• _TASK BRIEF_
Write the data below out again in full, exactly as shown.

• _Stored data entries_
▬▬▬▬▬▬

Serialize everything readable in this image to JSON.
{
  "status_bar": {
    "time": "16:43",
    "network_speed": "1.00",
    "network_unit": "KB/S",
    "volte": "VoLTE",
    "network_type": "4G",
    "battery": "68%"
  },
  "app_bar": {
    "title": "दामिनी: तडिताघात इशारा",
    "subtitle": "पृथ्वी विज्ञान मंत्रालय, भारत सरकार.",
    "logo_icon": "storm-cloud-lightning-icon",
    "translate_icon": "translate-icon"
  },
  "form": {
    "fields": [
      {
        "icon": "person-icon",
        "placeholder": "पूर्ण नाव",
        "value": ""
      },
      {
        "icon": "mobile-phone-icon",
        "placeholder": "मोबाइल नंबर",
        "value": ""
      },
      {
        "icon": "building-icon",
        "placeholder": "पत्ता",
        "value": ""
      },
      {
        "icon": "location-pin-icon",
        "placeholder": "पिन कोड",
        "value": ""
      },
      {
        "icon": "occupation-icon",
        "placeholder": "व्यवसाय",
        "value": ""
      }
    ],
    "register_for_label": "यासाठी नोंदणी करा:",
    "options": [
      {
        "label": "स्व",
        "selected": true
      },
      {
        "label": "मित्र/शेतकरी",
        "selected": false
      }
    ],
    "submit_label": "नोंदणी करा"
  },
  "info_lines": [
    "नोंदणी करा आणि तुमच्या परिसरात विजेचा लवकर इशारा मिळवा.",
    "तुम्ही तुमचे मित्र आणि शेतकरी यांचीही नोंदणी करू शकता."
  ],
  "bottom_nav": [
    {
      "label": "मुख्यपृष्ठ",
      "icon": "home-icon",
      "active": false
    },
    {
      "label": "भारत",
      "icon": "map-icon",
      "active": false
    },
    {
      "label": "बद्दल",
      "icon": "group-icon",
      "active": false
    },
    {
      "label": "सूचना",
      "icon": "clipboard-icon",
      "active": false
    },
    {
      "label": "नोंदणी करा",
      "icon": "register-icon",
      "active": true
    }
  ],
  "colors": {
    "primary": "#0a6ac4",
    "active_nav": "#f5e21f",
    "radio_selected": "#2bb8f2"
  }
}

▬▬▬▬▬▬

• _TASK ANSWER_
Serialize everything readable in this image to JSON.
{
  "status_bar": {
    "time": "16:43",
    "network_speed": "1.00",
    "network_unit": "KB/S",
    "volte": "VoLTE",
    "network_type": "4G",
    "battery": "68%"
  },
  "app_bar": {
    "title": "दामिनी: तडिताघात इशारा",
    "subtitle": "पृथ्वी विज्ञान मंत्रालय, भारत सरकार.",
    "logo_icon": "storm-cloud-lightning-icon",
    "translate_icon": "translate-icon"
  },
  "form": {
    "fields": [
      {
        "icon": "person-icon",
        "placeholder": "पूर्ण नाव",
        "value": ""
      },
      {
        "icon": "mobile-phone-icon",
        "placeholder": "मोबाइल नंबर",
        "value": ""
      },
      {
        "icon": "building-icon",
        "placeholder": "पत्ता",
        "value": ""
      },
      {
        "icon": "location-pin-icon",
        "placeholder": "पिन कोड",
        "value": ""
      },
      {
        "icon": "occupation-icon",
        "placeholder": "व्यवसाय",
        "value": ""
      }
    ],
    "register_for_label": "यासाठी नोंदणी करा:",
    "options": [
      {
        "label": "स्व",
        "selected": true
      },
      {
        "label": "मित्र/शेतकरी",
        "selected": false
      }
    ],
    "submit_label": "नोंदणी करा"
  },
  "info_lines": [
    "नोंदणी करा आणि तुमच्या परिसरात विजेचा लवकर इशारा मिळवा.",
    "तुम्ही तुमचे मित्र आणि शेतकरी यांचीही नोंदणी करू शकता."
  ],
  "bottom_nav": [
    {
      "label": "मुख्यपृष्ठ",
      "icon": "home-icon",
      "active": false
    },
    {
      "label": "भारत",
      "icon": "map-icon",
      "active": false
    },
    {
      "label": "बद्दल",
      "icon": "group-icon",
      "active": false
    },
    {
      "label": "सूचना",
      "icon": "clipboard-icon",
      "active": false
    },
    {
      "label": "नोंदणी करा",
      "icon": "register-icon",
      "active": true
    }
  ],
  "colors": {
    "primary": "#0a6ac4",
    "active_nav": "#f5e21f",
    "radio_selected": "#2bb8f2"
  }
}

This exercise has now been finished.